*** EXERCISE MATERIALS
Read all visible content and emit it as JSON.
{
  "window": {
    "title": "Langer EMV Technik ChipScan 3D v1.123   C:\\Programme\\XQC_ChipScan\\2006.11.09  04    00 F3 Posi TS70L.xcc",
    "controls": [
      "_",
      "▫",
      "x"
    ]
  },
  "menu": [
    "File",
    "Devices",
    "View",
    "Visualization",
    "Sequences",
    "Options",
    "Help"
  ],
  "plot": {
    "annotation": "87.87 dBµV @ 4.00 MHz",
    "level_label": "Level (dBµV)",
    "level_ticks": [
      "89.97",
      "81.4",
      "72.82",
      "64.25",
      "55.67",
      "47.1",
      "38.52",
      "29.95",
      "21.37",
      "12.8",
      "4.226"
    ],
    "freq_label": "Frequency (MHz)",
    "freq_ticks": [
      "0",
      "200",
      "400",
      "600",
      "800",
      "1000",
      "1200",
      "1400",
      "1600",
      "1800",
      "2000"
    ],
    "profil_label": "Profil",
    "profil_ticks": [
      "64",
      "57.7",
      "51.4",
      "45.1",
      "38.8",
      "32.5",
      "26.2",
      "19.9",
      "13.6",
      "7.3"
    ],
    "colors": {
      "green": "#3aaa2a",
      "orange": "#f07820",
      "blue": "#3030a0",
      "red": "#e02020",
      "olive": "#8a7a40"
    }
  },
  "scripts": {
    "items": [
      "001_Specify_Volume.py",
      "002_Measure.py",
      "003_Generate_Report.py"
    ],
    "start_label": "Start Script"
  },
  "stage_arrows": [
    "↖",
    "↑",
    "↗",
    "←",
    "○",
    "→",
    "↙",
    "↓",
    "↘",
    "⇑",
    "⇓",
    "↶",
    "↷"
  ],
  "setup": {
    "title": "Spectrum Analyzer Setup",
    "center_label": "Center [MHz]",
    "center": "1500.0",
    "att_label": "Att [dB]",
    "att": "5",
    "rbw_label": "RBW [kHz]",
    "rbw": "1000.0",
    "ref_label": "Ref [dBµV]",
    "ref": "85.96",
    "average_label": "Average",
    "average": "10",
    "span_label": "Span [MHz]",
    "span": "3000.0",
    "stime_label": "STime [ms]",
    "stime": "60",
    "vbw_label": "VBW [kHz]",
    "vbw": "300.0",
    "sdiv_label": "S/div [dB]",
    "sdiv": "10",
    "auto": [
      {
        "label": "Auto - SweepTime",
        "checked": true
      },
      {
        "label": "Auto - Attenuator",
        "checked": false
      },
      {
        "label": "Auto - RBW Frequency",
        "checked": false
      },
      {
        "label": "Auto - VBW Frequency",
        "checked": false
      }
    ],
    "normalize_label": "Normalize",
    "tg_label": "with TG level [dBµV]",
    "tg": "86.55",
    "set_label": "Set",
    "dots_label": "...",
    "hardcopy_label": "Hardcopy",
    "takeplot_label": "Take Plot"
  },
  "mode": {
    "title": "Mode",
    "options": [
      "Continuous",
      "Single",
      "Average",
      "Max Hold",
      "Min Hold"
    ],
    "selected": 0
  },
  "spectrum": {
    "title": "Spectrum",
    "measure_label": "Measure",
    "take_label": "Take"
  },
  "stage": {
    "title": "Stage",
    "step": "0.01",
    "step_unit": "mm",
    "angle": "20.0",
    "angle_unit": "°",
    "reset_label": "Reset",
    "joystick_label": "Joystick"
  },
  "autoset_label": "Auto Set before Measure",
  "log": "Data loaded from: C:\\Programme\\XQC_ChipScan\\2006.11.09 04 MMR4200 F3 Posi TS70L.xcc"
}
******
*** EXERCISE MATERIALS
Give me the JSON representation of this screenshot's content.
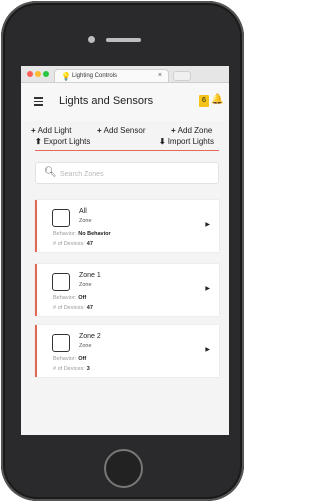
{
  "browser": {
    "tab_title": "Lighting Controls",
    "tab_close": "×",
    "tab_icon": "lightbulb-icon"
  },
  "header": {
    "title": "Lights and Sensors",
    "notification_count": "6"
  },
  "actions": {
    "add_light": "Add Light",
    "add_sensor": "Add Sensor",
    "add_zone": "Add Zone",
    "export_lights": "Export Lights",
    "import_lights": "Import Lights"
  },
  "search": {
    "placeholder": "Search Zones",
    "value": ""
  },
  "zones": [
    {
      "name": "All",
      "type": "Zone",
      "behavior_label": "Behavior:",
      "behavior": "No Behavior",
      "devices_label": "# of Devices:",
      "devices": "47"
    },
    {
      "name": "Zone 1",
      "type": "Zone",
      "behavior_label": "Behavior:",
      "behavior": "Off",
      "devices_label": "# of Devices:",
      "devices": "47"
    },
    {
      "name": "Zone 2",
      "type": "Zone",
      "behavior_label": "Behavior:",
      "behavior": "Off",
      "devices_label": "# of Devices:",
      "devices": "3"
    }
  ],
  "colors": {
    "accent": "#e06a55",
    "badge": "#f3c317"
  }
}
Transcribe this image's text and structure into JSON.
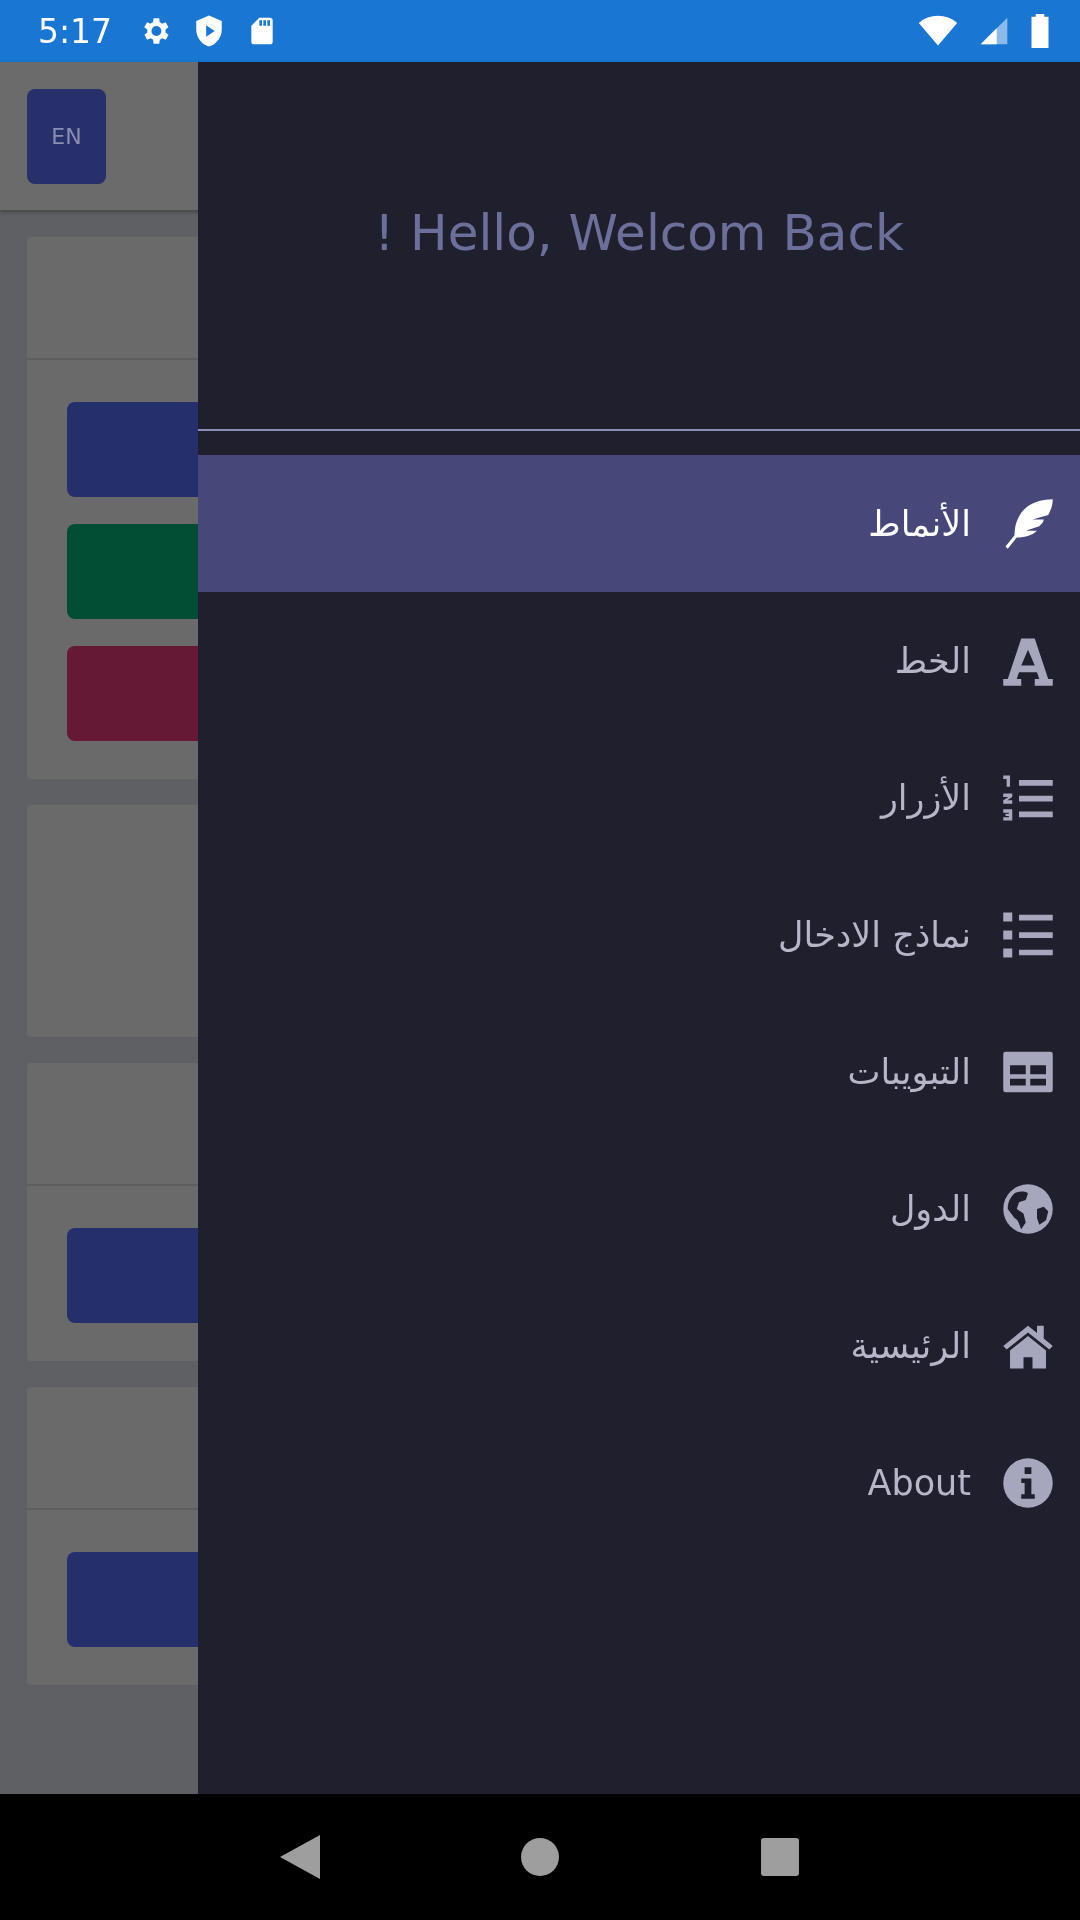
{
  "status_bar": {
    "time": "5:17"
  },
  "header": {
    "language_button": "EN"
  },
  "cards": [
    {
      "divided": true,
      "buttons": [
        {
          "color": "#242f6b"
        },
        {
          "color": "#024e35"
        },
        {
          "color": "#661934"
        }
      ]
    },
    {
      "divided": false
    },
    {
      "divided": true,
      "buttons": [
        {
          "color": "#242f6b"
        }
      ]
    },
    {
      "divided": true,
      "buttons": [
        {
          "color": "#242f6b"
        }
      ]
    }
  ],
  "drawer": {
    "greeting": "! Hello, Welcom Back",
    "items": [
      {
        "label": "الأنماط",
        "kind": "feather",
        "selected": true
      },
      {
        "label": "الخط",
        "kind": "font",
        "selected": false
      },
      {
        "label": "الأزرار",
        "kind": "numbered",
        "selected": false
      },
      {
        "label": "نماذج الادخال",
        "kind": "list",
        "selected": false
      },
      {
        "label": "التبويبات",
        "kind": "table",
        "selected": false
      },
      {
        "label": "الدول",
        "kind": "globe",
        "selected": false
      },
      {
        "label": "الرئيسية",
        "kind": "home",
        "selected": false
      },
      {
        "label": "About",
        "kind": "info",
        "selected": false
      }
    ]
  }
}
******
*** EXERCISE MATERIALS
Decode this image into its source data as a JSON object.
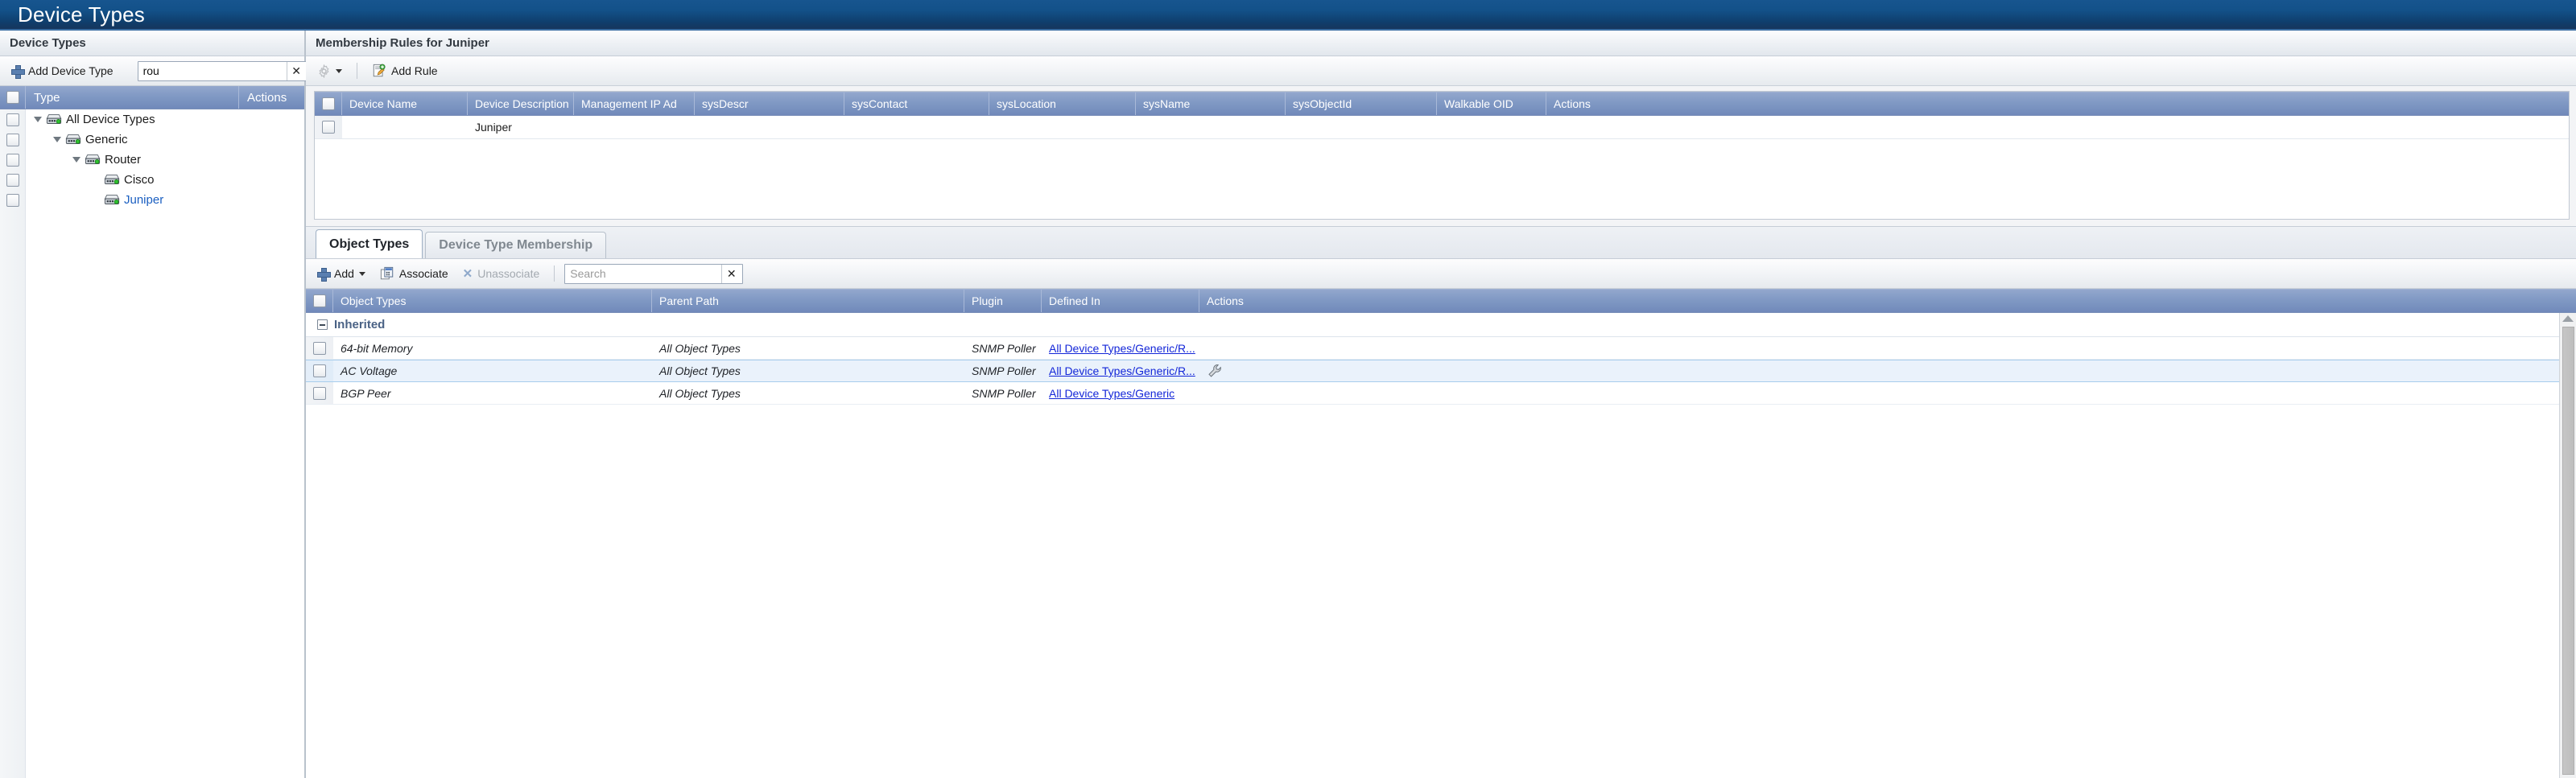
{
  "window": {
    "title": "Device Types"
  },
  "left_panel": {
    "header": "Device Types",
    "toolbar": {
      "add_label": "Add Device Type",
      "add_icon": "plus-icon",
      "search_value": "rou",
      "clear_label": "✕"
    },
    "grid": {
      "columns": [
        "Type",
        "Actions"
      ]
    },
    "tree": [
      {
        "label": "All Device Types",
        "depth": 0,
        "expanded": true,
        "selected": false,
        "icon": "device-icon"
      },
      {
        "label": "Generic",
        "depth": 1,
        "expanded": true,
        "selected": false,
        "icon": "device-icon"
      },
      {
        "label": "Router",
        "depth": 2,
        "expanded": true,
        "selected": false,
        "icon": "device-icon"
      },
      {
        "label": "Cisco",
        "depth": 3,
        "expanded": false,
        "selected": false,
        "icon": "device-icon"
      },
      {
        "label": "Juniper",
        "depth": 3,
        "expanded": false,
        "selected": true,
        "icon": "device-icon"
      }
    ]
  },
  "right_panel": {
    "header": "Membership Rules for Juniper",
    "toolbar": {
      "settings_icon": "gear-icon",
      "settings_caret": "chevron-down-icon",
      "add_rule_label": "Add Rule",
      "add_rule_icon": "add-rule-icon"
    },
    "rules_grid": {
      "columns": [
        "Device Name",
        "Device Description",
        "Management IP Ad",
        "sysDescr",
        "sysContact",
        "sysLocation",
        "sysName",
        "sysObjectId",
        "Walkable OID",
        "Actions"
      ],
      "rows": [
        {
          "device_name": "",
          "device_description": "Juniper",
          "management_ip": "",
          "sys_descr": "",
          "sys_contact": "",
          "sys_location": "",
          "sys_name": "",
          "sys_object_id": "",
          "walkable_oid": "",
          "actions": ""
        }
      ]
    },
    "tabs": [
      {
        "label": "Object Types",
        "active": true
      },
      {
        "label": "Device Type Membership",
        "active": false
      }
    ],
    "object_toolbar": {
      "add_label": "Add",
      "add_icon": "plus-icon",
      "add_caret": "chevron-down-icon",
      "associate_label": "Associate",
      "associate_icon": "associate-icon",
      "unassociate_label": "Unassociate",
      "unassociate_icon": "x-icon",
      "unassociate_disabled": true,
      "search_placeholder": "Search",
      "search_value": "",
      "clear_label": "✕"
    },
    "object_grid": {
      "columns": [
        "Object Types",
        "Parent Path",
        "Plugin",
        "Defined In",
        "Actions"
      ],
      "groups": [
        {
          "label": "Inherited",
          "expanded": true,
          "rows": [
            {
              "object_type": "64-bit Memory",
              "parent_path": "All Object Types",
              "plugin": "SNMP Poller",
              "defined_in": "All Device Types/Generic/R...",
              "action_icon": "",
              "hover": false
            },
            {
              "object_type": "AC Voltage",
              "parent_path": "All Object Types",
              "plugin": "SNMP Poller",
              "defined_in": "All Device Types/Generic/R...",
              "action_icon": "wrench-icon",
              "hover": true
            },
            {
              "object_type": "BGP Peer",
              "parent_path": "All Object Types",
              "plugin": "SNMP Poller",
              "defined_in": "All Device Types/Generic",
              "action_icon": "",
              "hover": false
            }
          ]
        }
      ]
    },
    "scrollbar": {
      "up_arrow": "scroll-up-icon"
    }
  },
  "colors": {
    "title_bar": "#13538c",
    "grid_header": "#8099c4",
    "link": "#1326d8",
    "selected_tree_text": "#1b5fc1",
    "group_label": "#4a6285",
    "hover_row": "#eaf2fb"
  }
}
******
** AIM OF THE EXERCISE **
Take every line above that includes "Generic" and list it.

** RESPONSE TO THE TASK **
        "label": "Generic",
              "defined_in": "All Device Types/Generic/R...",
              "defined_in": "All Device Types/Generic/R...",
              "defined_in": "All Device Types/Generic",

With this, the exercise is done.